AIM OF THE EXERCISE –
Work through the listing below, copying each line that carries the word "does".

SOURCE MATERIAL –
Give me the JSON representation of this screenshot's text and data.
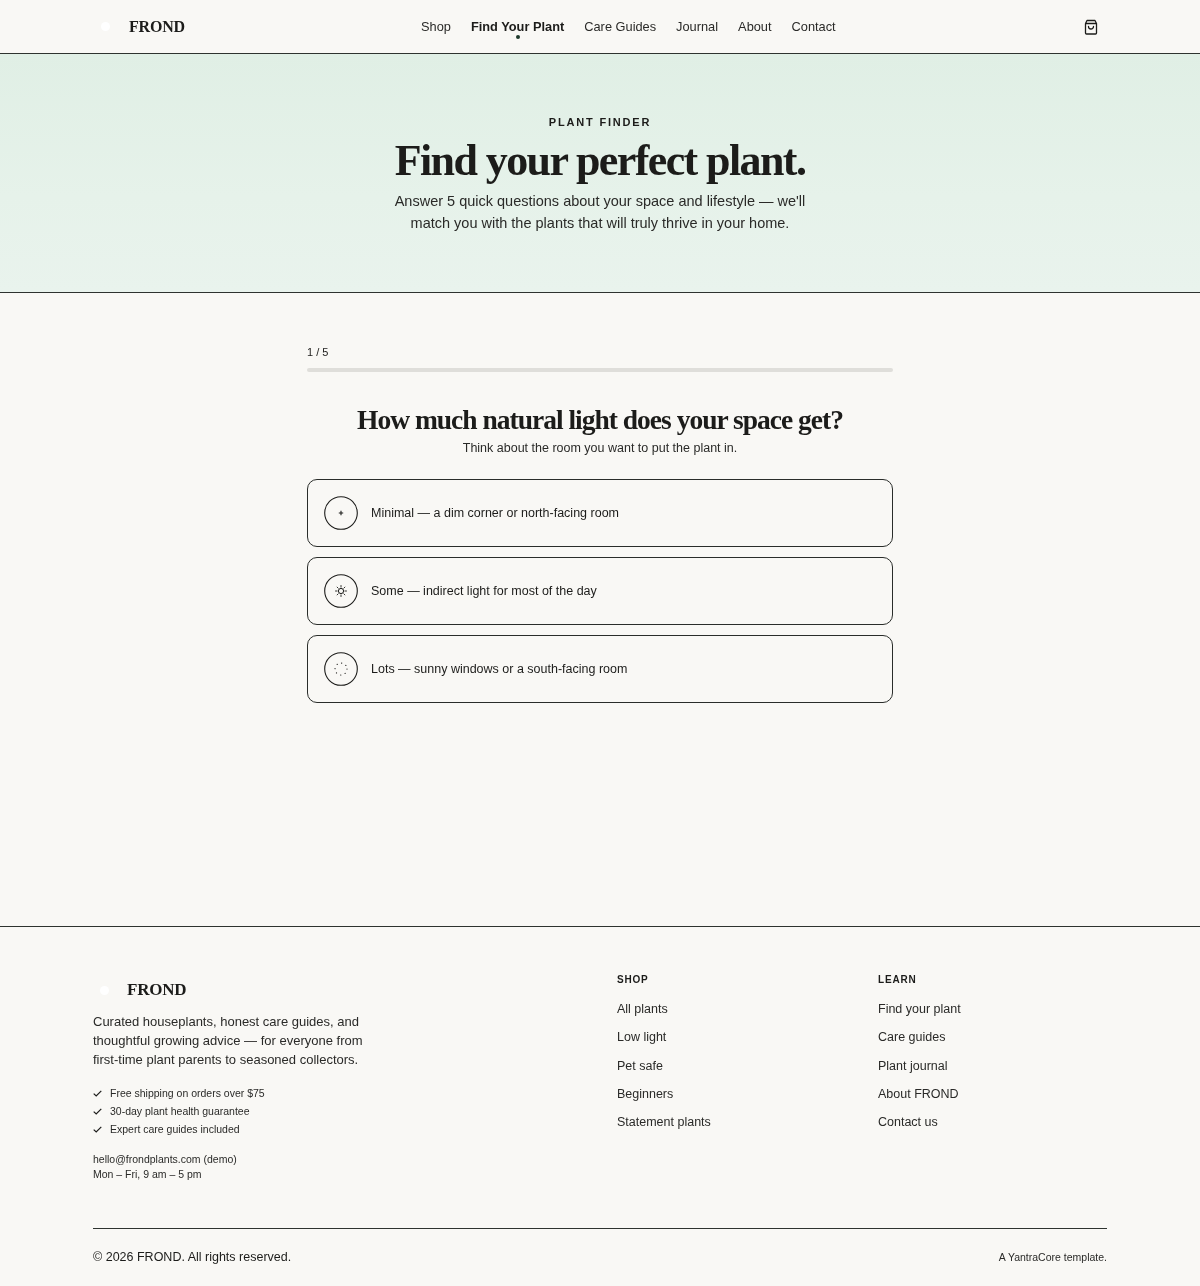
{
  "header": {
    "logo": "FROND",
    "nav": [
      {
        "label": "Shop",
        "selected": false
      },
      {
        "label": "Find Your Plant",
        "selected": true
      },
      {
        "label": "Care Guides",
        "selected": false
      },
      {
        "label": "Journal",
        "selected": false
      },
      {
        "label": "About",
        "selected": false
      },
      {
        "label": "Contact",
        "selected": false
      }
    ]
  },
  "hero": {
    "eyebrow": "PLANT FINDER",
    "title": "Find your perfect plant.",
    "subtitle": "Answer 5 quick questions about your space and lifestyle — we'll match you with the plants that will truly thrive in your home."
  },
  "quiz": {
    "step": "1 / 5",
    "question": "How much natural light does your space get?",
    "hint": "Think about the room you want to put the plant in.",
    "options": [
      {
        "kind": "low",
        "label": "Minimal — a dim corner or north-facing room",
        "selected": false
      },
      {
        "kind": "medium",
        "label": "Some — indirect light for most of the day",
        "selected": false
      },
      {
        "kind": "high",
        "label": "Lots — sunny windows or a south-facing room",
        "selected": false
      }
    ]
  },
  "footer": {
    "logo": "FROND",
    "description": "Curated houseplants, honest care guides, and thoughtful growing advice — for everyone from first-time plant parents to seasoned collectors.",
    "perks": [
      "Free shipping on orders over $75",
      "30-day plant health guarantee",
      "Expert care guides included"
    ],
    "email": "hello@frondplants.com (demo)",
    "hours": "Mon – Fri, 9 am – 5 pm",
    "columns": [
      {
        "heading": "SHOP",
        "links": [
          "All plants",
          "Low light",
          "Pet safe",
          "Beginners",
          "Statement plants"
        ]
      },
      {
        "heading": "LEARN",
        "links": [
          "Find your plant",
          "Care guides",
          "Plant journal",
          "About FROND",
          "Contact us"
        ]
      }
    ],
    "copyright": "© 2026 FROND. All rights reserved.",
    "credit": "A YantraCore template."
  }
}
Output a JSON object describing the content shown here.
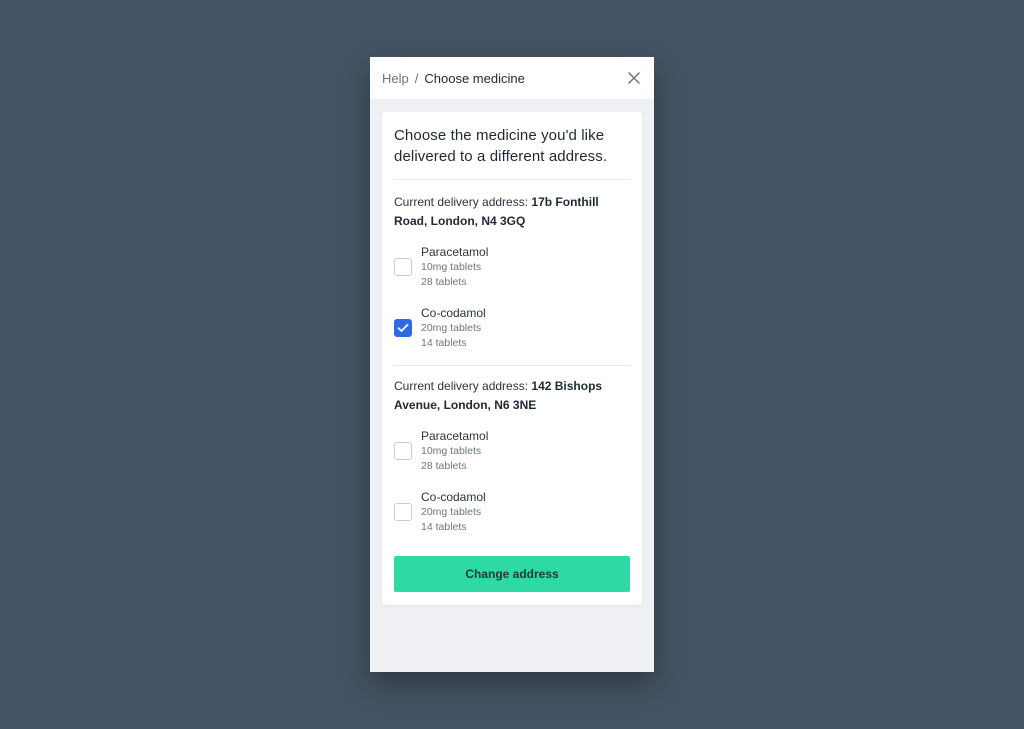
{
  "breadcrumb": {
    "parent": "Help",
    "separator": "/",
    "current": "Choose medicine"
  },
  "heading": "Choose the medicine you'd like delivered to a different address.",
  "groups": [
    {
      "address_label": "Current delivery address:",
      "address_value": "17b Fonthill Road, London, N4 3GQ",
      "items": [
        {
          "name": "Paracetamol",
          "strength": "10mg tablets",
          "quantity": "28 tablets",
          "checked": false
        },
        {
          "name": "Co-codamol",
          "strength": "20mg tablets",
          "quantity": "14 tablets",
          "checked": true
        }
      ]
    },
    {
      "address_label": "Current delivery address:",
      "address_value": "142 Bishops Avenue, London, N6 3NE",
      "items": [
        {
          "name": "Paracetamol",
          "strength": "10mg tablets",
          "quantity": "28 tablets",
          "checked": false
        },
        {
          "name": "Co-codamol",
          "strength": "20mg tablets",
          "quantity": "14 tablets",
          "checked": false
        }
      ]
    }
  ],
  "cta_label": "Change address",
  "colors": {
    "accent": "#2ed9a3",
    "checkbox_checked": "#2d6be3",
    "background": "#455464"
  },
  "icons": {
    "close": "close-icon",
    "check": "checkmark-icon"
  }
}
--
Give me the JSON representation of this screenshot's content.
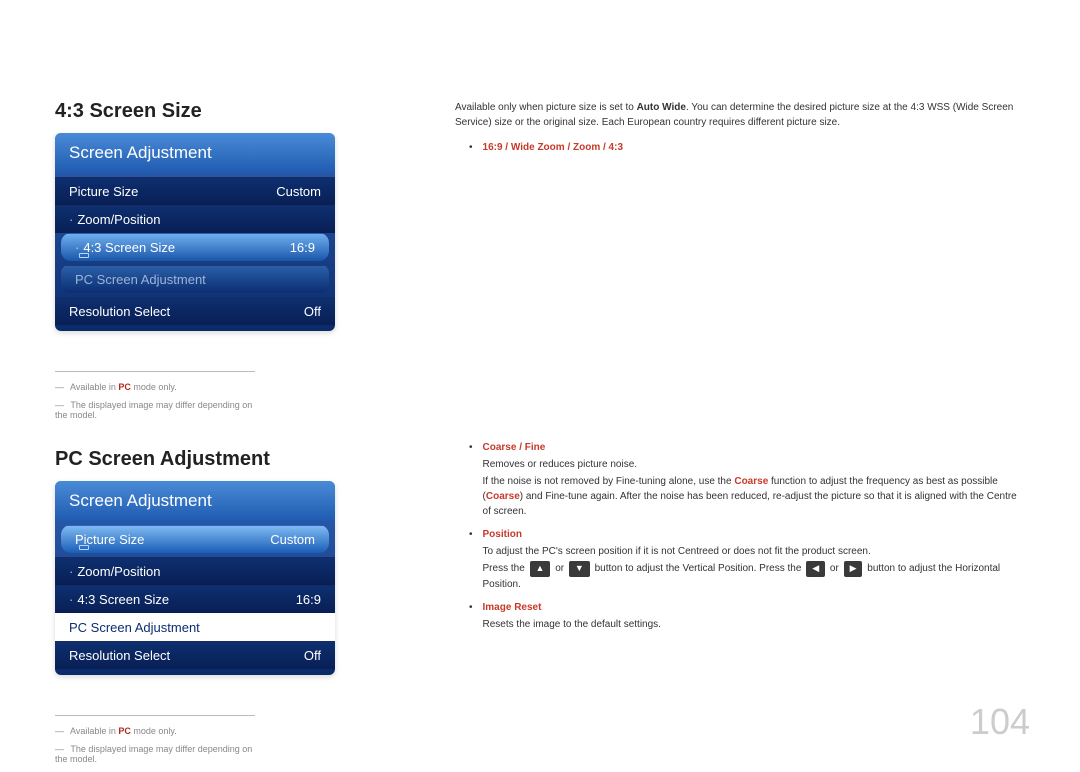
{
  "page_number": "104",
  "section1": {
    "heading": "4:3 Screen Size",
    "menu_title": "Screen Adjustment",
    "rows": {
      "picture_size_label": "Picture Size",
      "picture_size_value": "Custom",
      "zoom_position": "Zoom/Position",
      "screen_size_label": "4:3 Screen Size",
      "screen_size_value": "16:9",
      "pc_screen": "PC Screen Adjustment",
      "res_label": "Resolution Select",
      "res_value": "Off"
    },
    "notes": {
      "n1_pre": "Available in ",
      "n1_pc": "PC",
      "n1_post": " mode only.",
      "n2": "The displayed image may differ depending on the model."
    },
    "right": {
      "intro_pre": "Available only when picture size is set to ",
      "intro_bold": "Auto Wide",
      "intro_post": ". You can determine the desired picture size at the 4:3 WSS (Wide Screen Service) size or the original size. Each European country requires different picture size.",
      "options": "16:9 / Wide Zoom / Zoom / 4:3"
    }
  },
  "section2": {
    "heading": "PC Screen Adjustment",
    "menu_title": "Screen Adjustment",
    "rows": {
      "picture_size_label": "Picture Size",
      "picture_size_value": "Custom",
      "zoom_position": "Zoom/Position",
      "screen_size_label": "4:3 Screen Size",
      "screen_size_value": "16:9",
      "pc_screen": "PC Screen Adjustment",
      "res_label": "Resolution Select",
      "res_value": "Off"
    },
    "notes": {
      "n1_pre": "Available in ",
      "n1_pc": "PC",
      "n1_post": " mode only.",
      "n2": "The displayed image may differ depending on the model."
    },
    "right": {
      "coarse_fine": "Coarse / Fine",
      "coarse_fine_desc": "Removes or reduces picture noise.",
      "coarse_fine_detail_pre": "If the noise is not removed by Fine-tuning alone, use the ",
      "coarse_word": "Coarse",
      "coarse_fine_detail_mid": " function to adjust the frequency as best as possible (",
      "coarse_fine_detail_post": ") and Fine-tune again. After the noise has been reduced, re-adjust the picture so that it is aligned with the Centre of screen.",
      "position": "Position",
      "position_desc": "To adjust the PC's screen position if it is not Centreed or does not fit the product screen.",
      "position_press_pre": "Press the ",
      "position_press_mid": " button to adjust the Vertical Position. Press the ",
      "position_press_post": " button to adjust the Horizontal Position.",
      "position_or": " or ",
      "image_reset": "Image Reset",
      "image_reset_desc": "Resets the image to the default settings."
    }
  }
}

WRITTEN ANSWER –
    "question": "How much natural light does your space get?",
      "position_desc": "To adjust the PC's screen position if it is not Centreed or does not fit the product screen.",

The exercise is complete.